[Start of Attachment]

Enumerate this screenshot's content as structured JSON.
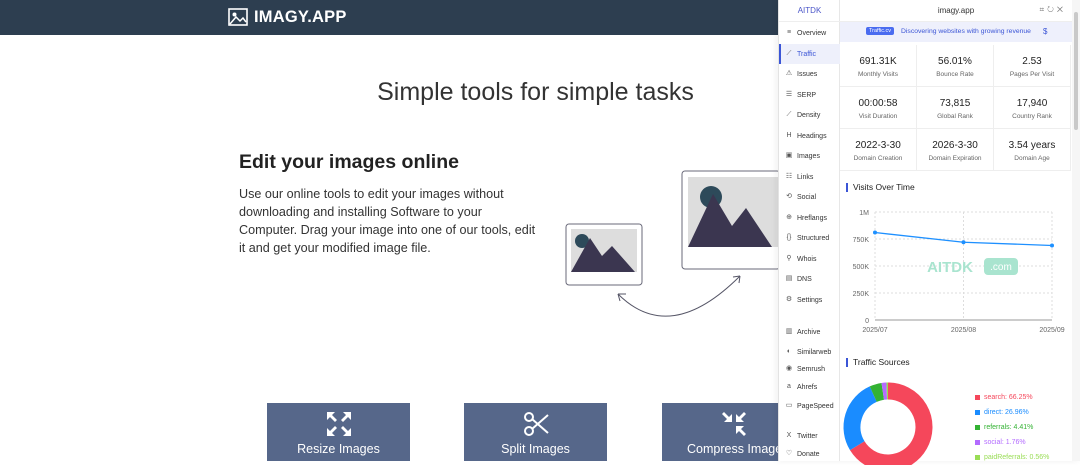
{
  "site": {
    "logo_text": "IMAGY.APP",
    "hero_title": "Simple tools for simple tasks",
    "section_title": "Edit your images online",
    "description": "Use our online tools to edit your images without downloading and installing Software to your Computer. Drag your image into one of our tools, edit it and get your modified image file.",
    "tools": [
      {
        "label": "Resize Images",
        "icon": "expand-arrows-icon"
      },
      {
        "label": "Split Images",
        "icon": "scissors-icon"
      },
      {
        "label": "Compress Images",
        "icon": "compress-arrows-icon"
      }
    ]
  },
  "extension": {
    "brand": "AITDK",
    "domain": "imagy.app",
    "banner_tag": "Traffic.cv",
    "banner_text": "Discovering websites with growing revenue",
    "banner_dollar": "$",
    "nav": [
      {
        "label": "Overview",
        "icon": "≡"
      },
      {
        "label": "Traffic",
        "icon": "⟋"
      },
      {
        "label": "Issues",
        "icon": "⚠"
      },
      {
        "label": "SERP",
        "icon": "☰"
      },
      {
        "label": "Density",
        "icon": "⟋"
      },
      {
        "label": "Headings",
        "icon": "H"
      },
      {
        "label": "Images",
        "icon": "▣"
      },
      {
        "label": "Links",
        "icon": "☷"
      },
      {
        "label": "Social",
        "icon": "⟲"
      },
      {
        "label": "Hreflangs",
        "icon": "⊕"
      },
      {
        "label": "Structured",
        "icon": "{}"
      },
      {
        "label": "Whois",
        "icon": "⚲"
      },
      {
        "label": "DNS",
        "icon": "▤"
      },
      {
        "label": "Settings",
        "icon": "⚙"
      },
      {
        "label": "Archive",
        "icon": "▥"
      },
      {
        "label": "Similarweb",
        "icon": "◐"
      },
      {
        "label": "Semrush",
        "icon": "◉"
      },
      {
        "label": "Ahrefs",
        "icon": "a"
      },
      {
        "label": "PageSpeed",
        "icon": "▭"
      },
      {
        "label": "Twitter",
        "icon": "X"
      },
      {
        "label": "Donate",
        "icon": "♡"
      }
    ],
    "stats": [
      {
        "value": "691.31K",
        "label": "Monthly Visits"
      },
      {
        "value": "56.01%",
        "label": "Bounce Rate"
      },
      {
        "value": "2.53",
        "label": "Pages Per Visit"
      },
      {
        "value": "00:00:58",
        "label": "Visit Duration"
      },
      {
        "value": "73,815",
        "label": "Global Rank"
      },
      {
        "value": "17,940",
        "label": "Country Rank"
      },
      {
        "value": "2022-3-30",
        "label": "Domain Creation"
      },
      {
        "value": "2026-3-30",
        "label": "Domain Expiration"
      },
      {
        "value": "3.54 years",
        "label": "Domain Age"
      }
    ],
    "visits_title": "Visits Over Time",
    "watermark": "AITDK",
    "watermark_suffix": ".com",
    "sources_title": "Traffic Sources",
    "colors": {
      "accent": "#3b55d6",
      "line": "#1e90ff"
    }
  },
  "chart_data": [
    {
      "type": "line",
      "title": "Visits Over Time",
      "x": [
        "2025/07",
        "2025/08",
        "2025/09"
      ],
      "series": [
        {
          "values": [
            810000,
            720000,
            690000
          ]
        }
      ],
      "yticks": [
        "0",
        "250K",
        "500K",
        "750K",
        "1M"
      ],
      "ylim": [
        0,
        1000000
      ],
      "grid": true
    },
    {
      "type": "pie",
      "title": "Traffic Sources",
      "slices": [
        {
          "label": "search: 66.25%",
          "value": 66.25,
          "color": "#f5475b"
        },
        {
          "label": "direct: 26.96%",
          "value": 26.96,
          "color": "#1a8cff"
        },
        {
          "label": "referrals: 4.41%",
          "value": 4.41,
          "color": "#33b233"
        },
        {
          "label": "social: 1.76%",
          "value": 1.76,
          "color": "#b36bff"
        },
        {
          "label": "paidReferrals: 0.56%",
          "value": 0.56,
          "color": "#99dd55"
        }
      ]
    }
  ]
}
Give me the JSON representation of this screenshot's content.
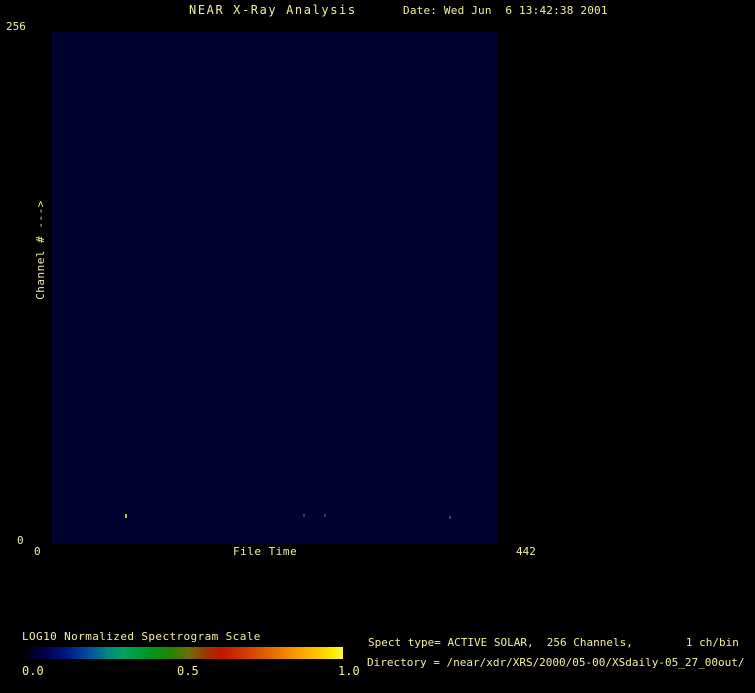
{
  "header": {
    "title": "NEAR X-Ray Analysis",
    "date_label": "Date: Wed Jun  6 13:42:38 2001"
  },
  "plot": {
    "y_axis": {
      "label": "Channel # --->",
      "max_tick": "256",
      "min_tick": "0"
    },
    "x_axis": {
      "label": "File Time",
      "min_tick": "0",
      "max_tick": "442"
    }
  },
  "colorbar": {
    "title": "LOG10 Normalized Spectrogram Scale",
    "tick_labels": [
      "0.0",
      "0.5",
      "1.0"
    ],
    "gradient_stops": [
      {
        "pos": 0,
        "color": "#000004"
      },
      {
        "pos": 7,
        "color": "#000048"
      },
      {
        "pos": 14,
        "color": "#001880"
      },
      {
        "pos": 21,
        "color": "#0050a0"
      },
      {
        "pos": 27,
        "color": "#008a80"
      },
      {
        "pos": 32,
        "color": "#00a45e"
      },
      {
        "pos": 40,
        "color": "#009420"
      },
      {
        "pos": 46,
        "color": "#1e8600"
      },
      {
        "pos": 52,
        "color": "#6d7000"
      },
      {
        "pos": 57,
        "color": "#9c3a00"
      },
      {
        "pos": 62,
        "color": "#c41400"
      },
      {
        "pos": 68,
        "color": "#cc3300"
      },
      {
        "pos": 76,
        "color": "#e06000"
      },
      {
        "pos": 84,
        "color": "#f59200"
      },
      {
        "pos": 91,
        "color": "#ffbe00"
      },
      {
        "pos": 97,
        "color": "#ffec00"
      },
      {
        "pos": 100,
        "color": "#fff83c"
      }
    ]
  },
  "footer": {
    "spect_info": "Spect type= ACTIVE SOLAR,  256 Channels,        1 ch/bin",
    "directory": "Directory = /near/xdr/XRS/2000/05-00/XSdaily-05_27_00out/"
  },
  "colors": {
    "background": "#000000",
    "text": "#f2efa3",
    "plot_background": "#02022e"
  },
  "chart_data": {
    "type": "heatmap",
    "title": "NEAR X-Ray Analysis",
    "xlabel": "File Time",
    "ylabel": "Channel #",
    "xlim": [
      0,
      442
    ],
    "ylim": [
      0,
      256
    ],
    "colorbar_label": "LOG10 Normalized Spectrogram Scale",
    "colorbar_ticks": [
      0.0,
      0.5,
      1.0
    ],
    "background_value_color": "#02022e",
    "note": "Spectrogram is almost entirely at the minimum (dark navy) level; only a few faint low-channel points are visible near the bottom of the plot.",
    "points": [
      {
        "file_time": 72,
        "channel": 14,
        "value": 0.85,
        "color": "#c9c23e",
        "px": {
          "x": 73,
          "y": 482,
          "w": 2,
          "h": 4
        }
      },
      {
        "file_time": 249,
        "channel": 14,
        "value": 0.12,
        "color": "#2b3c69",
        "px": {
          "x": 251,
          "y": 482,
          "w": 2,
          "h": 3
        }
      },
      {
        "file_time": 270,
        "channel": 14,
        "value": 0.12,
        "color": "#2b3c69",
        "px": {
          "x": 272,
          "y": 482,
          "w": 2,
          "h": 3
        }
      },
      {
        "file_time": 394,
        "channel": 13,
        "value": 0.15,
        "color": "#36466e",
        "px": {
          "x": 397,
          "y": 484,
          "w": 2,
          "h": 3
        }
      }
    ]
  }
}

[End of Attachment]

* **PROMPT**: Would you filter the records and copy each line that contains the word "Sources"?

* **RESPONSE**:
    "sources_title": "Traffic Sources",
      "title": "Traffic Sources",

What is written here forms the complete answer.